Three main factors drive mergers and acquisitions (M&A) activity – supply, demand, and the availability of capital. This year has offered its own unique set of circumstances that have changed the sentiment of sellers, buyers, and lenders alike as they adjust to current market conditions.
Sellers Are Ready to Sell
There is no shortage of supply when it comes to business owners who are ready to sell. Many of today’s business owners are part of the baby boomer generation and have started to take a serious look at their succession plan. As a result of the aging population of current business owners, it is anticipated that over the next 10 years, 70% of U.S.-based businesses will transition to new ownership. For some, the motivation to sell is to create a liquidity event to fund their retirement. Others are looking to free up their time for family, travel, or perusing their hobbies. This generational shift of business owners is expected to create a high supply of businesses for sale over the next few years.
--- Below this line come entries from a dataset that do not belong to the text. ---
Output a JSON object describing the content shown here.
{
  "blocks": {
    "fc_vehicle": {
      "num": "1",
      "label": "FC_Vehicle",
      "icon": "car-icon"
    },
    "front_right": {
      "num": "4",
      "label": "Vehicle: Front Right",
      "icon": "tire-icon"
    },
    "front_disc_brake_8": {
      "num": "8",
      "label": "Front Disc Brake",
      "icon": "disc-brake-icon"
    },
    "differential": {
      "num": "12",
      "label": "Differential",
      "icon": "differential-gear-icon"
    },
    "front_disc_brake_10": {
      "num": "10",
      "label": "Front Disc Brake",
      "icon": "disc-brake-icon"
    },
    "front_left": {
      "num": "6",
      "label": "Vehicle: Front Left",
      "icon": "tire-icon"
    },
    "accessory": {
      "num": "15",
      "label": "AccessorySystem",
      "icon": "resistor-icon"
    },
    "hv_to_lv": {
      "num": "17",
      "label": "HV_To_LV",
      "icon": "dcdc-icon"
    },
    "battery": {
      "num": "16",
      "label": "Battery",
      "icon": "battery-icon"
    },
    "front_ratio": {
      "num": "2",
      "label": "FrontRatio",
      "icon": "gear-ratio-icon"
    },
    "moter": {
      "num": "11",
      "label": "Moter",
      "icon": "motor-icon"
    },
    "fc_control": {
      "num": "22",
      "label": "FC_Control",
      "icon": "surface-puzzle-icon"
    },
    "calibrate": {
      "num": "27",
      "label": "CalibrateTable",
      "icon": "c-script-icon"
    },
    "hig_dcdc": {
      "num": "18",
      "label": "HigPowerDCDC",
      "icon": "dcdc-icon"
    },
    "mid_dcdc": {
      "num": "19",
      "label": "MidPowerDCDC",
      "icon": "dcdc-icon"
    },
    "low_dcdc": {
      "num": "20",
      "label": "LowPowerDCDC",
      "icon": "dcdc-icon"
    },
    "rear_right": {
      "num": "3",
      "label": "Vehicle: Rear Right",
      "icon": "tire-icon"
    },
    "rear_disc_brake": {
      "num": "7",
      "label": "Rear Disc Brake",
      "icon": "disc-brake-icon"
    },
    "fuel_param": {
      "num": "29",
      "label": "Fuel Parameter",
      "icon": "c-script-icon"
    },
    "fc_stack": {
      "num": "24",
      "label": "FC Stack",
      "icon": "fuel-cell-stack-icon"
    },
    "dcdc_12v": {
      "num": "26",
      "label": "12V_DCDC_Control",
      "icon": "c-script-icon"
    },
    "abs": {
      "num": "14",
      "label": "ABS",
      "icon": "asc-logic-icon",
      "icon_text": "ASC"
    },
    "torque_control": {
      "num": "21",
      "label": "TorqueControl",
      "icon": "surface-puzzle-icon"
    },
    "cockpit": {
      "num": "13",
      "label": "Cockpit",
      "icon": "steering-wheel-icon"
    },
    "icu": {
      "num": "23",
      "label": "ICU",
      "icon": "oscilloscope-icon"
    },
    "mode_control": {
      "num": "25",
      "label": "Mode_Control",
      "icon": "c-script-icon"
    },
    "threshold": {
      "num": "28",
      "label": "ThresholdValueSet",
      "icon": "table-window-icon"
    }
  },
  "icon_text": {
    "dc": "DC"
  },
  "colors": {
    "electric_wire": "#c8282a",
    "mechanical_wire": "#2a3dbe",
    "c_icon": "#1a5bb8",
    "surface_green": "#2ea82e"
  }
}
The COVID-19 pandemic and pending capital gains tax increase have also affected the way business owners view selling. The effects of COVID-19 impacted seller psychology as it reminded owners of the 2008 financial crisis and the hardships they experienced while operating under a massive economic contraction. As the economy begins to recover, sellers are taking this opportunity to exit before another economic downturn negatively impacts their business. The potential tax increase under the Biden administration has also increased sellers’ desire to sell. President-elect Biden has been clear on his stance when it comes to taxes and has plans to raise capital gains taxes to almost double their current rate (from ~24% to ~40%), once in office. Many business owners, who were considering a possible sale, are now feeling the pressure to exit before these tax increases go into effect.
Buyers Wanting to Buy
While buyer confidence remains mixed, there are still investors looking to deploy capital in the right investments. As a result of the recent market conditions, some companies are operating at less profitable levels than in prior years. Fortunately, for those types of sellers, there are always buyers interested in these types of distressed assets, at a discounted price. Other buyers are looking to lower the risk of their investment by acquiring companies that remained profitable through the first half of 2020 and continue to have a bright outlook going forward. Buyers are willing to pay a premium for the reduced amount of risk. In both situations, buyers have become more selective in the opportunities they choose to pursue, which has lowered overall demand and decreased M&A activity in 2020.
The events of 2020 have had a greater impact on the M&A activity of strategic buyers compared to financial buyers due to the strain of operating under a global pandemic and increased restrictions. Many strategic buyers are not in the position to spend financial or human capital on acquisitions at this time. Companies who have the capital to invest, have narrowed their focus on 1) acquiring distressed companies for a lower valuation, and/or 2) purchasing higher performing assets to de-risk their financial profile, and/or 3) diversifying their revenue streams through acquisitions outside of their typical target criteria. Financial buyers, on the other hand, have more cash than ever to fund transactions (as mentioned in our previous article, Valuations during Record-High Cash Levels) and are mandated by investors to deploy their capital to acquire companies.
Availability and Cost of Capital
Currently, interest rates are at historic lows as the federal government uses monetary policy to combat an economic downturn caused by Coronavirus. Low-interest rates are attractive to buyers as they allow them to generate stronger returns when leveraging their investments. As a result of the lower cost of capital, the demand for debt has increased. Lenders, however, have become more cautious in providing loans due to the uncertainty surrounding the global economic outlook. In order to lower banks’ risk profiles, underwriters are more selective in the industries they choose to lend to. Industries that have recently seen disruptions, such as airlines, hospitality, restaurants, and leisure facilities, are deemed to have excessive risk and, as a result, they may struggle to secure debt funding in the current lending environment. Buyers consider these lending restrictions when looking at acquisitions.
M&A activity saw a sharp rebound in the second half of 2020 due to sellers and buyers restoring their confidence levels, and, due to transactions that were once halted, reemerging with the same or new buyers. VonLehman M&A anticipates this momentum to carry into 2021 which is further fueled by anticipated monetary and tax policy changes, a new president, and aging business owner psychology being impacted by a dose of 2020 volatility. For any questions relating to current macroeconomic trends and their impact on the current M&A environment, please contact Keith Carlson at email@example.com or 800.887.0437.